Task instructions — Reprint the entries without altering anything.

Provided material —

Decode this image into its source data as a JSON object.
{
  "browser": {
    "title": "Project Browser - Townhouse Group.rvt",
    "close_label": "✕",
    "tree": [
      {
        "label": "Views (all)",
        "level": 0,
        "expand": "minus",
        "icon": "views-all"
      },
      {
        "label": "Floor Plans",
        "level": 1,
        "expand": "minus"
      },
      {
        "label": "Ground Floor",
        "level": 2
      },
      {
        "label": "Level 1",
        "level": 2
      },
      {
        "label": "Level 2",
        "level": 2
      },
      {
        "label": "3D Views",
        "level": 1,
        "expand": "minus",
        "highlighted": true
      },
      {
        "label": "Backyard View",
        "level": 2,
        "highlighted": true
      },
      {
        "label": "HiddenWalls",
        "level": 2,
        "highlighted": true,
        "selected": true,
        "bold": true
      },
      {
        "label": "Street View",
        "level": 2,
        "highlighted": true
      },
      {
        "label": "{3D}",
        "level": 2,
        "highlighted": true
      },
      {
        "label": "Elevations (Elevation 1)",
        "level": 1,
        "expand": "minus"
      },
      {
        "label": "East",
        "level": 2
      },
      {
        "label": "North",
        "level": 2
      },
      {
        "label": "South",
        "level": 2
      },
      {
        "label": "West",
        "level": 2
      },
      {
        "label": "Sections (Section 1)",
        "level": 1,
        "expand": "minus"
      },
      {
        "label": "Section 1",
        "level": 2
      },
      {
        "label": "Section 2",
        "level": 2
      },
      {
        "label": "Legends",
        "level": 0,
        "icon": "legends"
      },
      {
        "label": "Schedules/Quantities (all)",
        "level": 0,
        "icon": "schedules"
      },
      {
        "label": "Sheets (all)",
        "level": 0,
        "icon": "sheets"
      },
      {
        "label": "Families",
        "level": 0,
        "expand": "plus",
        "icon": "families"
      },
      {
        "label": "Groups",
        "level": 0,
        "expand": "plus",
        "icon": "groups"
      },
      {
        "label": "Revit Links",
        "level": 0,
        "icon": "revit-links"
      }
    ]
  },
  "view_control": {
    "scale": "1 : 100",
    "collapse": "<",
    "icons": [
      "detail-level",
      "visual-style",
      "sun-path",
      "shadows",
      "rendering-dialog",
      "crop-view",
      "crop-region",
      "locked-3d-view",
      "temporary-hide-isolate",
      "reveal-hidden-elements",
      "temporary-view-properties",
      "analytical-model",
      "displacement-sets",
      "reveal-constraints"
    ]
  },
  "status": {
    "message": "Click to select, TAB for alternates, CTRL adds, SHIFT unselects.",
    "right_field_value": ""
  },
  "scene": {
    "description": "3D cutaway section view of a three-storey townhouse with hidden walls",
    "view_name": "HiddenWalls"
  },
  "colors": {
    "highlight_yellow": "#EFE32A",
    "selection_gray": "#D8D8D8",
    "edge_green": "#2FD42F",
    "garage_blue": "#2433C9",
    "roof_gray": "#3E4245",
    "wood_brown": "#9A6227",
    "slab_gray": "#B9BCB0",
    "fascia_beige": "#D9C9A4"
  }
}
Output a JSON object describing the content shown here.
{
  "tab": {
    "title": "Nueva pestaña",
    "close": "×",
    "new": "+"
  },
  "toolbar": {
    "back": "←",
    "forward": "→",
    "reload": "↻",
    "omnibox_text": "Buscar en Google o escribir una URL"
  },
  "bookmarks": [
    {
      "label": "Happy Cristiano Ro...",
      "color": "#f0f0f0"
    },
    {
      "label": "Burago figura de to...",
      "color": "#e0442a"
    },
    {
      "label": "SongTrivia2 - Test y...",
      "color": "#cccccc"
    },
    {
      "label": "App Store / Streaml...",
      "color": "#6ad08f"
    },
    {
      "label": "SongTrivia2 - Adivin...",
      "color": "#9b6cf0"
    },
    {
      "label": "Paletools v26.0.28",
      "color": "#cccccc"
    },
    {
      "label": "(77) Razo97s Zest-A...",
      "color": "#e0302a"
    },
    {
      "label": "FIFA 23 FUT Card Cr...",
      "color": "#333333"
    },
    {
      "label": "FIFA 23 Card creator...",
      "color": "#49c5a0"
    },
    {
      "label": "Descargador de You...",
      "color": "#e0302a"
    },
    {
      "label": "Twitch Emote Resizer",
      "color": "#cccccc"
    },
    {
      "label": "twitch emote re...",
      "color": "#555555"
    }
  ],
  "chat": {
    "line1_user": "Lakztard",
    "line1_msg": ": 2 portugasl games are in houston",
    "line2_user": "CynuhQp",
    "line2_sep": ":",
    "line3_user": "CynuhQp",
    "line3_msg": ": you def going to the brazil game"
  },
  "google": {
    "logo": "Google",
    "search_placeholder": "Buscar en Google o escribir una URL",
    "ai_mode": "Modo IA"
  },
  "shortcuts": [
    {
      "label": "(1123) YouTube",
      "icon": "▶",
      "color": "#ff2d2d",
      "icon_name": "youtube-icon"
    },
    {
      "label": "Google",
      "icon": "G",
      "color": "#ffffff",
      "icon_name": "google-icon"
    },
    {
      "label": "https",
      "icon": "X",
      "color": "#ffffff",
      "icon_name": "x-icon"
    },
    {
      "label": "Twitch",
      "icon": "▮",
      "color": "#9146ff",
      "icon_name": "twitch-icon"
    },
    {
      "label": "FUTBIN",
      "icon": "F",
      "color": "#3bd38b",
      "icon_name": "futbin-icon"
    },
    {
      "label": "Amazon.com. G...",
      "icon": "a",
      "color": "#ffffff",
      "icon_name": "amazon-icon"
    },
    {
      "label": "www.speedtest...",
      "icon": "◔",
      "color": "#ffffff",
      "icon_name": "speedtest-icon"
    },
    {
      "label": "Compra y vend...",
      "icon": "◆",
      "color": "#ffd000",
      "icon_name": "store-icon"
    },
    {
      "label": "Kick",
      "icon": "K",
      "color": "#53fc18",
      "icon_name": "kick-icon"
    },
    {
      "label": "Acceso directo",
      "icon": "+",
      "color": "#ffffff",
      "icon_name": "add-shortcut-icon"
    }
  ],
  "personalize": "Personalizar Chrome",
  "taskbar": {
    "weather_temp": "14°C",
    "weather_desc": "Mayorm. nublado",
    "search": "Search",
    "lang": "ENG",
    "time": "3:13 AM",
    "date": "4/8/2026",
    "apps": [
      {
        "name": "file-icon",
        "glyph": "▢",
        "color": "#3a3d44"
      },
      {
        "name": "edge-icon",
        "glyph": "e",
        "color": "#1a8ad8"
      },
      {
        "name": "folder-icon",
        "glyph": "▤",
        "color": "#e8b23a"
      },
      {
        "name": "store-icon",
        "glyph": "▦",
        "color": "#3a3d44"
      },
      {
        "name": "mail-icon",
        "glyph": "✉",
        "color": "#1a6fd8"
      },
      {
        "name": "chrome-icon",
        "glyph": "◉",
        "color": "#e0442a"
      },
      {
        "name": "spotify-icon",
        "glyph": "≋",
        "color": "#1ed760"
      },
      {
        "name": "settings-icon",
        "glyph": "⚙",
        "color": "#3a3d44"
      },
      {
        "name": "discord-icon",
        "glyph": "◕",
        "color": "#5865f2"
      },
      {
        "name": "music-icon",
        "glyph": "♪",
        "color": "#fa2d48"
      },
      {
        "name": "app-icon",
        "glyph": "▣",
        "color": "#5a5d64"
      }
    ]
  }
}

Solution —
Decode this image into its source data as a JSON object.
{
  "browser": {
    "title": "Project Browser - Townhouse Group.rvt",
    "close_label": "✕",
    "tree": [
      {
        "label": "Views (all)",
        "level": 0,
        "expand": "minus",
        "icon": "views-all"
      },
      {
        "label": "Floor Plans",
        "level": 1,
        "expand": "minus"
      },
      {
        "label": "Ground Floor",
        "level": 2
      },
      {
        "label": "Level 1",
        "level": 2
      },
      {
        "label": "Level 2",
        "level": 2
      },
      {
        "label": "3D Views",
        "level": 1,
        "expand": "minus",
        "highlighted": true
      },
      {
        "label": "Backyard View",
        "level": 2,
        "highlighted": true
      },
      {
        "label": "HiddenWalls",
        "level": 2,
        "highlighted": true,
        "selected": true,
        "bold": true
      },
      {
        "label": "Street View",
        "level": 2,
        "highlighted": true
      },
      {
        "label": "{3D}",
        "level": 2,
        "highlighted": true
      },
      {
        "label": "Elevations (Elevation 1)",
        "level": 1,
        "expand": "minus"
      },
      {
        "label": "East",
        "level": 2
      },
      {
        "label": "North",
        "level": 2
      },
      {
        "label": "South",
        "level": 2
      },
      {
        "label": "West",
        "level": 2
      },
      {
        "label": "Sections (Section 1)",
        "level": 1,
        "expand": "minus"
      },
      {
        "label": "Section 1",
        "level": 2
      },
      {
        "label": "Section 2",
        "level": 2
      },
      {
        "label": "Legends",
        "level": 0,
        "icon": "legends"
      },
      {
        "label": "Schedules/Quantities (all)",
        "level": 0,
        "icon": "schedules"
      },
      {
        "label": "Sheets (all)",
        "level": 0,
        "icon": "sheets"
      },
      {
        "label": "Families",
        "level": 0,
        "expand": "plus",
        "icon": "families"
      },
      {
        "label": "Groups",
        "level": 0,
        "expand": "plus",
        "icon": "groups"
      },
      {
        "label": "Revit Links",
        "level": 0,
        "icon": "revit-links"
      }
    ]
  },
  "view_control": {
    "scale": "1 : 100",
    "collapse": "<",
    "icons": [
      "detail-level",
      "visual-style",
      "sun-path",
      "shadows",
      "rendering-dialog",
      "crop-view",
      "crop-region",
      "locked-3d-view",
      "temporary-hide-isolate",
      "reveal-hidden-elements",
      "temporary-view-properties",
      "analytical-model",
      "displacement-sets",
      "reveal-constraints"
    ]
  },
  "status": {
    "message": "Click to select, TAB for alternates, CTRL adds, SHIFT unselects.",
    "right_field_value": ""
  },
  "scene": {
    "description": "3D cutaway section view of a three-storey townhouse with hidden walls",
    "view_name": "HiddenWalls"
  },
  "colors": {
    "highlight_yellow": "#EFE32A",
    "selection_gray": "#D8D8D8",
    "edge_green": "#2FD42F",
    "garage_blue": "#2433C9",
    "roof_gray": "#3E4245",
    "wood_brown": "#9A6227",
    "slab_gray": "#B9BCB0",
    "fascia_beige": "#D9C9A4"
  }
}
Output a JSON object describing the content shown here.
{
  "tab": {
    "title": "Nueva pestaña",
    "close": "×",
    "new": "+"
  },
  "toolbar": {
    "back": "←",
    "forward": "→",
    "reload": "↻",
    "omnibox_text": "Buscar en Google o escribir una URL"
  },
  "bookmarks": [
    {
      "label": "Happy Cristiano Ro...",
      "color": "#f0f0f0"
    },
    {
      "label": "Burago figura de to...",
      "color": "#e0442a"
    },
    {
      "label": "SongTrivia2 - Test y...",
      "color": "#cccccc"
    },
    {
      "label": "App Store / Streaml...",
      "color": "#6ad08f"
    },
    {
      "label": "SongTrivia2 - Adivin...",
      "color": "#9b6cf0"
    },
    {
      "label": "Paletools v26.0.28",
      "color": "#cccccc"
    },
    {
      "label": "(77) Razo97s Zest-A...",
      "color": "#e0302a"
    },
    {
      "label": "FIFA 23 FUT Card Cr...",
      "color": "#333333"
    },
    {
      "label": "FIFA 23 Card creator...",
      "color": "#49c5a0"
    },
    {
      "label": "Descargador de You...",
      "color": "#e0302a"
    },
    {
      "label": "Twitch Emote Resizer",
      "color": "#cccccc"
    },
    {
      "label": "twitch emote re...",
      "color": "#555555"
    }
  ],
  "chat": {
    "line1_user": "Lakztard",
    "line1_msg": ": 2 portugasl games are in houston",
    "line2_user": "CynuhQp",
    "line2_sep": ":",
    "line3_user": "CynuhQp",
    "line3_msg": ": you def going to the brazil game"
  },
  "google": {
    "logo": "Google",
    "search_placeholder": "Buscar en Google o escribir una URL",
    "ai_mode": "Modo IA"
  },
  "shortcuts": [
    {
      "label": "(1123) YouTube",
      "icon": "▶",
      "color": "#ff2d2d",
      "icon_name": "youtube-icon"
    },
    {
      "label": "Google",
      "icon": "G",
      "color": "#ffffff",
      "icon_name": "google-icon"
    },
    {
      "label": "https",
      "icon": "X",
      "color": "#ffffff",
      "icon_name": "x-icon"
    },
    {
      "label": "Twitch",
      "icon": "▮",
      "color": "#9146ff",
      "icon_name": "twitch-icon"
    },
    {
      "label": "FUTBIN",
      "icon": "F",
      "color": "#3bd38b",
      "icon_name": "futbin-icon"
    },
    {
      "label": "Amazon.com. G...",
      "icon": "a",
      "color": "#ffffff",
      "icon_name": "amazon-icon"
    },
    {
      "label": "www.speedtest...",
      "icon": "◔",
      "color": "#ffffff",
      "icon_name": "speedtest-icon"
    },
    {
      "label": "Compra y vend...",
      "icon": "◆",
      "color": "#ffd000",
      "icon_name": "store-icon"
    },
    {
      "label": "Kick",
      "icon": "K",
      "color": "#53fc18",
      "icon_name": "kick-icon"
    },
    {
      "label": "Acceso directo",
      "icon": "+",
      "color": "#ffffff",
      "icon_name": "add-shortcut-icon"
    }
  ],
  "personalize": "Personalizar Chrome",
  "taskbar": {
    "weather_temp": "14°C",
    "weather_desc": "Mayorm. nublado",
    "search": "Search",
    "lang": "ENG",
    "time": "3:13 AM",
    "date": "4/8/2026",
    "apps": [
      {
        "name": "file-icon",
        "glyph": "▢",
        "color": "#3a3d44"
      },
      {
        "name": "edge-icon",
        "glyph": "e",
        "color": "#1a8ad8"
      },
      {
        "name": "folder-icon",
        "glyph": "▤",
        "color": "#e8b23a"
      },
      {
        "name": "store-icon",
        "glyph": "▦",
        "color": "#3a3d44"
      },
      {
        "name": "mail-icon",
        "glyph": "✉",
        "color": "#1a6fd8"
      },
      {
        "name": "chrome-icon",
        "glyph": "◉",
        "color": "#e0442a"
      },
      {
        "name": "spotify-icon",
        "glyph": "≋",
        "color": "#1ed760"
      },
      {
        "name": "settings-icon",
        "glyph": "⚙",
        "color": "#3a3d44"
      },
      {
        "name": "discord-icon",
        "glyph": "◕",
        "color": "#5865f2"
      },
      {
        "name": "music-icon",
        "glyph": "♪",
        "color": "#fa2d48"
      },
      {
        "name": "app-icon",
        "glyph": "▣",
        "color": "#5a5d64"
      }
    ]
  }
}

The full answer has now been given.